Separation Skills: A polished route runner who knows the intricacies of the position. Excellent burst off the line of scrimmage. Shows good suddenness and pushes defenders up field. Displays excellent balance and body control during his breaks. Doesn’t chop his feet, and knows how to maintain his speed throughout the duration of his routes. Good but not great speed. Quicker than fast. Won’t blow by defenders with 4.3 speed. Can get deep, but only by executing his routes to a tee. Is more of a short to intermediate route runner. Gives nice head and shoulder fakes to uncover himself. Shows the knack for finding and sitting in empty zones, and quickly accelerating after securing the catch.
Ball Skills: Extends his arms, forms a diamond with his hands, and plucks the ball from the air. Rarely lets balls get into his frame. Shows good field awareness and can haul in balls on the sideline. Has the flexibility to bend, twist, and contort to poorly thrown balls. Displays excellent focus. Tracks the ball well and secures it before running. Not much of a threat on jump balls. Not the type of receiver to climb the ladder and pull down a catch.
Big play ability: Out of this world big play ability. Can hurt defenses from a multitude of positions. Has experience at wide receiver, running back, and wildcat quarterback. Is extremely dangerous with the ball in his hands. Displays top-notch shiftiness and gets up to top speed immediately after securing the catch. Excels at yards after the catch. Can take a short pass, inside run, and wildcat run to daylight. Runs with a low center of gravity and moves like a running back in space. Has quick feet that never stop. Also has proven to be a threat in the return game. Has the quickness and vision to see a crease and hit it.
Competitiveness/ Toughness: More than not, is the most competitive player on the field. Takes on the responsibility of 4 different positions and relishes in it. Possesses a decent size frame. Never shies away from contact and can break tackles. Shows no qualms about catching passes over the middle or running between the tackles. Plays more physical than his weight would lead you to believe. Motor is non-stop. Plays every play like it’s his last.
Intangibles: Team captain and high character individual. Leads by example. Plays the game with a passion that is undeniable and is fully dedicated to this teammates and team. Willing to do whatever is deemed necessary for his team to succeed, and that includes being the holder on field goals and extra points. Is a former quarterback. Participates in community outreach programs, is a honor roll student, and is loved by everyone he comes into contact with.

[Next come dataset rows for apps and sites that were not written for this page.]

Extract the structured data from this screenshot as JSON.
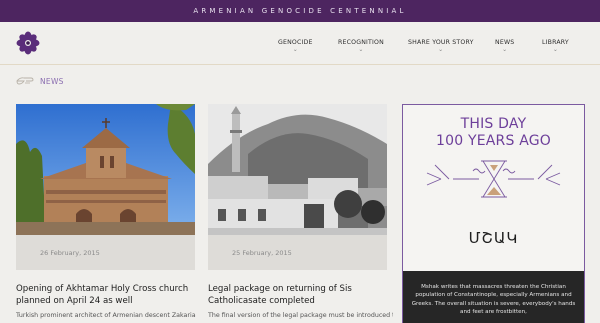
{
  "topbar": {
    "title": "ARMENIAN GENOCIDE CENTENNIAL"
  },
  "nav": {
    "items": [
      {
        "label": "GENOCIDE"
      },
      {
        "label": "RECOGNITION"
      },
      {
        "label": "SHARE YOUR STORY"
      },
      {
        "label": "NEWS"
      },
      {
        "label": "LIBRARY"
      }
    ]
  },
  "section": {
    "label": "NEWS"
  },
  "cards": [
    {
      "date": "26 February, 2015",
      "title": "Opening of Akhtamar Holy Cross church planned on April 24 as well",
      "excerpt": "Turkish prominent architect of Armenian descent Zakaria"
    },
    {
      "date": "25 February, 2015",
      "title": "Legal package on returning of Sis Catholicasate completed",
      "excerpt": "The final version of the legal package must be introduced to"
    }
  ],
  "sidebar": {
    "heading_line1": "THIS DAY",
    "heading_line2": "100 YEARS AGO",
    "newspaper": "ՄՇԱԿ",
    "text": "Mshak writes that massacres threaten the Christian population of Constantinople, especially Armenians and Greeks. The overall situation is severe, everybody's hands and feet are frostbitten,"
  },
  "colors": {
    "brand_purple": "#4d2560",
    "accent_purple": "#8a6db0",
    "heading_purple": "#6d3f9a"
  }
}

Overall Stock: Randall Cobb is the latest “Jack of All Trades” player to enter the NFL Draft. He’s following in the footsteps of Ole Miss running back Dexter McCluster. McCluster went in the 2nd round of the 2010 Draft, and I expect the same for Cobb. He’s a player that can contribute in so many different ways, and will be highly sought after by NFL teams. He’ll instantly cause match up issues for defenses, because he can line up in the backfield, slot, and outside the hashes. Cobb is best at receiver in my opinion. His skills are refined, and he is ready to make an immediate impact at the next level. He has a certain maturity to his game that most college football players don’t possess. He knows how to exploit zone coverage, and work the seam. Teams that place a high emphasis on character will fall in love with Cobb. Not only does he produce on the football field, but he produces in the locker room and in the community as well. There isn’t much not to like about Randall Cobb. The only drawback at this point would be he is not a number one receiver. His role should be number two receiver or slot receiver. Teams looking to bolster their receiving corps and versatility, will target Randall Cobb in April.
NFL Comparison: Percy Harvin, Dexter McCluster, Antwan Randle El